I'm very interested in the technical aspect of it all. We've known that Switch is capable of running remasters of last gen games, current gen sports and racing titles (possibly demanding ones too). And now we know that the Switch can also run current gen 60fps console titles too (see: Doom), albeit at half the frame rate along with graphical reductions, including image quality. 2K took the same approach with NBA 2K18. It's 60fps on PS4/XBO but 30fps on the Switch, visually it looks spectacular for what is essentially mobile hardware. Having said that, I seriously doubt the Switch could run a 30fps current gen game without a major, significant downgrade that leaves it in a state that isn't presentable or playable. Games do have varied hardware requirements, however. It's possible that some of the less demanding ones do show up on the Switch, think Alien Isolation which was 30fps on PS4/XBO but was very lenient on PC hardware, running on equivalent PC hardware at about 60fps or close to it. It also had a last gen version.

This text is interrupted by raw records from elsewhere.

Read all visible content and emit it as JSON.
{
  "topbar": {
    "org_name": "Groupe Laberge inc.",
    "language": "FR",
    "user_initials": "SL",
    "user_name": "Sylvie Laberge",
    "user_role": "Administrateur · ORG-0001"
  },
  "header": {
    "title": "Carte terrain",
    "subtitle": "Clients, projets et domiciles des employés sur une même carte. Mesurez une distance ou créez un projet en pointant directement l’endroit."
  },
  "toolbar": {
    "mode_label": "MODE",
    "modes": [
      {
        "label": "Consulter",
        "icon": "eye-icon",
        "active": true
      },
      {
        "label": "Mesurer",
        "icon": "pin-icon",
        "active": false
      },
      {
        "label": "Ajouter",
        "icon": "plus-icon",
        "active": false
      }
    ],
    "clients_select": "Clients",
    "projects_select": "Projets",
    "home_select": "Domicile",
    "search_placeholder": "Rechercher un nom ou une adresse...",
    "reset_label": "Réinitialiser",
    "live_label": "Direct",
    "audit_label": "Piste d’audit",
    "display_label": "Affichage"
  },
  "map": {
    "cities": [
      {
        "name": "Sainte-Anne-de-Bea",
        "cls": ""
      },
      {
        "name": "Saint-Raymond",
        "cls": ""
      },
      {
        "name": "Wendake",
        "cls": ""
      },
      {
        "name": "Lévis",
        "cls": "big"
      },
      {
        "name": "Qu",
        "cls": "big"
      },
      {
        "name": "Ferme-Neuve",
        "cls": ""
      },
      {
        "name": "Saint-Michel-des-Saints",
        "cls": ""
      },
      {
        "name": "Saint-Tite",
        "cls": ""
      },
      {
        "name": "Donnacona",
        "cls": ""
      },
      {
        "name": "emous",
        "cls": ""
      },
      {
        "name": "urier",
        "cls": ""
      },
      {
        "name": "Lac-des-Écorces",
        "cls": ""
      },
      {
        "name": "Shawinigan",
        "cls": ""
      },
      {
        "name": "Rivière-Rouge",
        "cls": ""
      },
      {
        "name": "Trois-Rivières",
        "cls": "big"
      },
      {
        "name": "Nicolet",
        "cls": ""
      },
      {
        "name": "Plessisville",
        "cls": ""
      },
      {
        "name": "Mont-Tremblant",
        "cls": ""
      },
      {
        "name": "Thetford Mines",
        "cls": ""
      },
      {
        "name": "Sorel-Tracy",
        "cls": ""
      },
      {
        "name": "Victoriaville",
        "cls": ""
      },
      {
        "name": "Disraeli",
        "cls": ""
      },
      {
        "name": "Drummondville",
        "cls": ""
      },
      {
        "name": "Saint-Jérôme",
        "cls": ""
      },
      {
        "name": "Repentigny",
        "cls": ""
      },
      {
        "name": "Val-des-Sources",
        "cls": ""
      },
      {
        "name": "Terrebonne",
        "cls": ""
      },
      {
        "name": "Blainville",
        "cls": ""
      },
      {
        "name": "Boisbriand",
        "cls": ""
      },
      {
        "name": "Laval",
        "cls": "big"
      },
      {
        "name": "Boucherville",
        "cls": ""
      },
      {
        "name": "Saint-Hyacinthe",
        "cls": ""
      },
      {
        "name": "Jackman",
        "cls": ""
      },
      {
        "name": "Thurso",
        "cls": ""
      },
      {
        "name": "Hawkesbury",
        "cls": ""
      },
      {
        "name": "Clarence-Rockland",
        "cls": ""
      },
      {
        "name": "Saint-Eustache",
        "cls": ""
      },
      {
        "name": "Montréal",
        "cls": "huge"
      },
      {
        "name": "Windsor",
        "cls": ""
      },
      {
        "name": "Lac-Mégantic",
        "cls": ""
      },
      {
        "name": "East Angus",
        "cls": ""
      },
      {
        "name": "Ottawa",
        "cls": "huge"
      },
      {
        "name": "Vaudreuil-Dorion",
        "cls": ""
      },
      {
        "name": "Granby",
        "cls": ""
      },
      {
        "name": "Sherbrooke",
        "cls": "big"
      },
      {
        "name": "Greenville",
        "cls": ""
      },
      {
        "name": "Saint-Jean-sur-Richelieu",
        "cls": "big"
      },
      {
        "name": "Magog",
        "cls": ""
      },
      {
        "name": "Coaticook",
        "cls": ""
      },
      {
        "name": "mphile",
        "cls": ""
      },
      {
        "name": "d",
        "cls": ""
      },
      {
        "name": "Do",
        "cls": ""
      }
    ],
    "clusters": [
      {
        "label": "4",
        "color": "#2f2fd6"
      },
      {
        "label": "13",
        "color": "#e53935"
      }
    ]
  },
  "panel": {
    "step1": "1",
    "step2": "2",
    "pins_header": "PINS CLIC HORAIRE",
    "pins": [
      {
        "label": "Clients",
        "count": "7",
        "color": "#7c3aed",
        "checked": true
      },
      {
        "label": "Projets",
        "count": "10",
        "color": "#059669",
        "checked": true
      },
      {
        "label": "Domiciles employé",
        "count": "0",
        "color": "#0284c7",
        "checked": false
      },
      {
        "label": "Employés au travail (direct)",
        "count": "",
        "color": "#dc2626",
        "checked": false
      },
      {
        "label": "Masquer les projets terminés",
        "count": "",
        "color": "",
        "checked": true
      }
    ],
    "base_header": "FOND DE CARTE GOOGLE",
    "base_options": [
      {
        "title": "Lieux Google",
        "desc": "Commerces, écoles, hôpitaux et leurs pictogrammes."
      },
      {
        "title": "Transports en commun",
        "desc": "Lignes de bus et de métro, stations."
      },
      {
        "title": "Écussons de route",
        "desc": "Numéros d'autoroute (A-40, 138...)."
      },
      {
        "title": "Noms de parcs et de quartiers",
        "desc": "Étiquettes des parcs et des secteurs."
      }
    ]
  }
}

But something like RDR2 which is not only a 30fps AAA title but also has a seemless open world setting with no loading screens. It would be torture for the Switch's CPU. I've done some research and found that Switch's GPU is roughly equivalent to an HD 6670; barring the driver, API and architectural differences. It can run some of the less demanding modern games at the lowest setting at 720p or lower at ~30fps. It'll be interesting to see how demanding RDR2 ends up being, especially since it's R*'s first current gen video game.
^Also, Switch is not less powerful than last gen consoles, in terms of pure FLOPS, it's about 1/3 of the GPU of Xbox One when docked, and about 1/6 when undocked. That would put it somewhere between the PS360 and Xbox One, but closer to the former. It's better than last gen consoles, that's definite.
But, still. While it's fun to speculate and all, it all comes down to R*/T2 in the end.